Common signs seen at home include increased thirst and urination caused by osmosis of hyperglycemic urine. Also reported is general lethargy and vomiting. Clinical physical exams reveal weight loss and dehydration. Chemistry panels reveal azotemia, hypophosphatemia, hyperchloremia, and hypokalemia. It should be noted that glucose and proteins are usually normal in blood work. Urinalysis generally shows glucosuria and low USG. Further work up to evaluate renal damage should be done as well can a venous blood gas to establish the acid-based status. The University of Pennsylvania offers a specific confirmation test based off of a urine sample.
Treatment consists of stabilizing the patient with a bicarbonate supplement to normalize acid-base status and rehydration. Some internists may follow a specialized plan called the Gonto Protocol. Long term care involves electrolyte supplementation and establishing good hydration practices.
Fanconi-like Syndrome and jerky treats
Starting in 2007, the FDA began noting a pattern in illnesses in pets consuming jerky treats. As of 2015, the FDA received more than 5,200 complaints in association with these treats—most commonly made of chicken, duck, or sweet potato. Many of the products have been noted to be sourced from China. These complaints are not limited to Fanconi and also commonly include bacterial and toxin contamination. As of 2018, it was estimated that more than 360 dogs were reported to the FDA to have Fanconi-Like Syndrome (FLS).
The CDC investigated approximately 100 cases of renal illness in dogs exposed to jerky treats. While there have been attempts to identify the cause of FLS in relation to these treats—a definite answer has not been found. Research has included, but not been limited to, screening for pathogenic bacteria such as Salmonella, heavy metals/elements such as arsenic and lead, antibiotics, and pesticides. Slips and surges of cases have been seen as products are removed and re-introduced to market shelves. The periods of most reported cases occurred between 2011-2014. Most cases have been in North America, Europe, and Australia. Curiously, while most cases are sourced from China—the reporting in Asia is generally low despite equality on consumer availability of these products. However, veterinary case studies have been published in Japan, and the expectation is that with increased awareness and reporting, these numbers may rise.
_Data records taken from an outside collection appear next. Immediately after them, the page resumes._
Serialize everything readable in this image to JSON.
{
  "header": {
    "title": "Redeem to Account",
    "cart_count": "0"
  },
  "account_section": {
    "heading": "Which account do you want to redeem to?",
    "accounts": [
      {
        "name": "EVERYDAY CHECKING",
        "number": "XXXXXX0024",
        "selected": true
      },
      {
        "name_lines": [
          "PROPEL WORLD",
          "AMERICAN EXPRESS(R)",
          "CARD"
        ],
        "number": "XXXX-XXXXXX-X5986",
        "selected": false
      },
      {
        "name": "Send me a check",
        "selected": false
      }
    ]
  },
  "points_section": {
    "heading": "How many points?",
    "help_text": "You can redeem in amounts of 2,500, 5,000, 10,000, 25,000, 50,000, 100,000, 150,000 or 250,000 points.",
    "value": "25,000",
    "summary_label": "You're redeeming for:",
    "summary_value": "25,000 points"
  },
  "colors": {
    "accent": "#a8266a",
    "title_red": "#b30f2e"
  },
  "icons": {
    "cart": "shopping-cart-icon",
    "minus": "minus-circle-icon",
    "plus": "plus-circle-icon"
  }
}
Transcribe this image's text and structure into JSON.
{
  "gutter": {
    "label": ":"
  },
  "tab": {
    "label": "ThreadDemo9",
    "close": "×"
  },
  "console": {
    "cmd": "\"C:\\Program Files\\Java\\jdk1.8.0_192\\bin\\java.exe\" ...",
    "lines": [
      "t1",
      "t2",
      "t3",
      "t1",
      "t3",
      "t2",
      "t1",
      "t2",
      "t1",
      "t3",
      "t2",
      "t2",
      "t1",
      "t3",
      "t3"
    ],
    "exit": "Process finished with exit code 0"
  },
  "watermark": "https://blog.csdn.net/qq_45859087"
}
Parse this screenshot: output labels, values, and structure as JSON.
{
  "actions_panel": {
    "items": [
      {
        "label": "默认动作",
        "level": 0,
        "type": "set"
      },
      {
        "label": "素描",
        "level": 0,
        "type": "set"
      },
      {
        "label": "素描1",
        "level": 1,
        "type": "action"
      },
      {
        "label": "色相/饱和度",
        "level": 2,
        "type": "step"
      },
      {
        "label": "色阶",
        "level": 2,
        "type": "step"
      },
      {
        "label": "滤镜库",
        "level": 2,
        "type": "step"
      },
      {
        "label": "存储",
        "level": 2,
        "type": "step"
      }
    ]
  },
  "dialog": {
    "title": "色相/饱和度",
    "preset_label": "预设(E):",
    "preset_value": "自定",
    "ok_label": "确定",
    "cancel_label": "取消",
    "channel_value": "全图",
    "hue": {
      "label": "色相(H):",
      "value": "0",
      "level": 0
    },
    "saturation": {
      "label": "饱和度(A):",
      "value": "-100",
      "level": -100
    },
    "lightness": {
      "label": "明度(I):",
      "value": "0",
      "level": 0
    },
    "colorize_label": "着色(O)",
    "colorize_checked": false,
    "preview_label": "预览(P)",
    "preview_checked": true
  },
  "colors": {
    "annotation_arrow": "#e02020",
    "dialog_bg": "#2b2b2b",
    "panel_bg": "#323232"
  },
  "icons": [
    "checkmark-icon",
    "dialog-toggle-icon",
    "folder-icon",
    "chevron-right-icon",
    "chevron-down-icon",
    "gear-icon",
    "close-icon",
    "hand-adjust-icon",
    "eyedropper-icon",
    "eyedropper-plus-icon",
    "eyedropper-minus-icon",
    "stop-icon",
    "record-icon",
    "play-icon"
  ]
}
Most dogs seen with Fanconi-like Syndrome are small to medium breed dogs with daily exposure to the jerky treats. Prognosis is good; most dogs return to normal readings shortly after removal of the treats from the diet. However, cases of lasting kidney damage have been reported.
Both pet owners and veterinarians can report suspect cases via the FDA Safety Reporting Portal or the local FDA Consumer Complaint Coordinator. Be prepared with supporting information on pet’s signalment (age, breed, gender status), basic lab work including Chem/CBC and Urinalysis, how long and how frequently the pet has been exposed to the treat, what other products the pet consumes, and name and lot number of the treats themselves.
Hooper AN, Roberts BK. “Fanconi syndrome in four non-basenji dogs exposed to chicken jerky treats”. J Am Anim Hosp Assoc. 2011 Nov-Dec;47(6):e178-87. doi: 10.5326/JAAHA-MS-5602. PMID: 22058368.
Durocher, Lawren. “Fanconi Syndrome: A Review.” Clinician’s Brief, Nov. 2012, www.cliniciansbrief.com/article/fanconi-syndrome-review.
“FDA Investigates Animal Illnesses Linked to Jerky Pet Treats.” U.S. Food and Drug Administration, FDA, Center for Veterinary Medicine. 2018, www.fda.gov/animal-veterinary/outbreaks-and-advisories/fda-investigates-animal-illnesses-linked-jerky-pet-treats.
Yabuki, Akira, et al. “Acquired Fanconi Syndrome in Two Dogs Following Long-Term Consumption of Pet Jerky Treats in Japan: Case Report.” The Journal of Veterinary Medical Science, The Japanese Society of Veterinary Science, 3 May 2017, www.ncbi.nlm.nih.gov/pmc/articles/PMC5447965/.